345 Telephone answering device, not sure if private residence
350 Telecommunication technological barrier, not sure if private
355 Telephone number has changed status from household or possible
household to non-working during the interviewing period
360 No answer
370 On never call list
4. Not Eligible
410 Household, no eligible respondent
420 Not a private residence
430 Dedicated fax/data/modem line with no human contact
440 Fast busy
450 Non-working/disconnected number
505 Refusal: hang-up or termination
515 Language problem
520 Physical or mental impairment
525 Answering machine, message confirms residential status
530 Technological barrier other than answering machine, message
confirms residential status
535 Answering machine, not sure if private residence
540 Technological barrier other than answering machine, not sure if
545 Phone number temporarily out of service
550 No answer
565 Fast busy
570 Possible non-working number
575 Circuit busy
580 Null attempt
585 Requires supervisor attention
In the process described earlier, after each call attempt where the interviewer has assigned an interim disposition code, the CATI package reviews all the interim disposition codes that the telephone number has received and, if appropriate, assigns a final disposition code to that telephone number. The table below shows the appropriate final disposition that should be assigned in such cases. States should contact their Project Officer about cases not covered by the table below.
States should ensure that every record whose last disposition in its call history is an interim disposition is assigned a final disposition according to the following rules. The rules below are hierarchical. The first rule should be applied first to all records with a last, interim disposition code, then the second rule to the remaining records, etc.

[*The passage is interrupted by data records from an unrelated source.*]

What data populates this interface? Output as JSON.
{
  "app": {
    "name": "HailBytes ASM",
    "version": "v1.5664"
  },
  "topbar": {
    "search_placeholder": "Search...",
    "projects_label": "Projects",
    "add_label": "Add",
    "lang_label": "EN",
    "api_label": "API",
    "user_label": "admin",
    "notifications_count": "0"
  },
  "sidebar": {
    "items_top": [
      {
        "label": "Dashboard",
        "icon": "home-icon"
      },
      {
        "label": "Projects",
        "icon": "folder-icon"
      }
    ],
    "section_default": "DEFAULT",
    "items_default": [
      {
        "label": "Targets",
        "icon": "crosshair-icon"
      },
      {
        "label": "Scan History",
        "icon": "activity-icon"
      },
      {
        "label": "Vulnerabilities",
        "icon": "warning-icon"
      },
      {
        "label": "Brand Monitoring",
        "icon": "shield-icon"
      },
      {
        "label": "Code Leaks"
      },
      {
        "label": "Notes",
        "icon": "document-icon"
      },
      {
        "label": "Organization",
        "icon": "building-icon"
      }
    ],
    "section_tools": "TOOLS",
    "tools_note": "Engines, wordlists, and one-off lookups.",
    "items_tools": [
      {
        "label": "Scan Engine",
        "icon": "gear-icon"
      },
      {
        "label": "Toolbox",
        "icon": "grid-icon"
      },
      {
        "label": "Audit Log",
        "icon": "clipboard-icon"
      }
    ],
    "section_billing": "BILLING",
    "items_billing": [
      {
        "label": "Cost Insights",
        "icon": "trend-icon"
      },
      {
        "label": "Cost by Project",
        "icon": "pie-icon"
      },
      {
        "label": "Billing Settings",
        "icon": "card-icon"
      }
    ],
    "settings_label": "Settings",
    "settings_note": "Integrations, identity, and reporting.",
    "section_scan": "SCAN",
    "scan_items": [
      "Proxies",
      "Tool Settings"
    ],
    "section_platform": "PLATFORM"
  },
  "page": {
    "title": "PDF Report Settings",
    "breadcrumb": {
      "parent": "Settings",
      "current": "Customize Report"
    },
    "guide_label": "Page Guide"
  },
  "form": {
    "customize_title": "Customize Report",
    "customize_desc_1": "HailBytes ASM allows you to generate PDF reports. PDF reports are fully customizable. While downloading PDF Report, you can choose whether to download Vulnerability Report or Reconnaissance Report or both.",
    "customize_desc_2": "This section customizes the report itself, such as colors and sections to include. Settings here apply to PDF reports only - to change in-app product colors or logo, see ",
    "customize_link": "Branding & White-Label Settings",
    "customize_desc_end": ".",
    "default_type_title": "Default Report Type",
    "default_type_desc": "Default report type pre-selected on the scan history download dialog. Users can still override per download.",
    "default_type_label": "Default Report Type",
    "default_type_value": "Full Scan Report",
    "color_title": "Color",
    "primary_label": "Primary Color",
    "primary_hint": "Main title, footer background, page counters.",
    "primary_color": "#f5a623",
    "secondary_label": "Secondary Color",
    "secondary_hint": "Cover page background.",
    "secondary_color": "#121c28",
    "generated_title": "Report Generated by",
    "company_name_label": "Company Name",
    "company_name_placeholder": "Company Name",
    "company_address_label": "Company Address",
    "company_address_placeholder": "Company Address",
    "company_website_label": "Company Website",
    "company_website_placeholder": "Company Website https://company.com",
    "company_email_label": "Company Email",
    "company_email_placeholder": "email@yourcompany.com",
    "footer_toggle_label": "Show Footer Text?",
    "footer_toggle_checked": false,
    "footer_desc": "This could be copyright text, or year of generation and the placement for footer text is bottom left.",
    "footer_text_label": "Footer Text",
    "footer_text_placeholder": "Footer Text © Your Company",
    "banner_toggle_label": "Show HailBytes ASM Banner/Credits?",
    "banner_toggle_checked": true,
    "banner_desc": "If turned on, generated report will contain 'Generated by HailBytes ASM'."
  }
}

As noted above, beginning with data year 2002, WinCATI will be programmed to implement this approach.
A final disposition code of 450 Non-working/disconnected number may need to be converted to a final code of 355 Telephone number has changed status from household or possible household to non-working during the interviewing period. Note that this conversion is programmed into the Ci3 questionnaire in WinCATI. States using other CATI system should configure their CATI systems to make the change or they should make the change during their post-data collection processing.
When an interviewer assigns a final disposition code of 450
Non-working/disconnected number on a second or subsequent call attempt, the
previous disposition codes should be reviewed. If at least one previous code
is 505, 510, 515, 520, 525, 530, 535, or 540, then the final disposition
code should be changed to 355 Telephone number has changed status from
household or possible household to non-working during the interviewing
period. This situation is included in the table below even though it
involves changing a final (as opposed to interim) disposition code.
This page last reviewed April 20, 2012[00_pgfooter2.htm]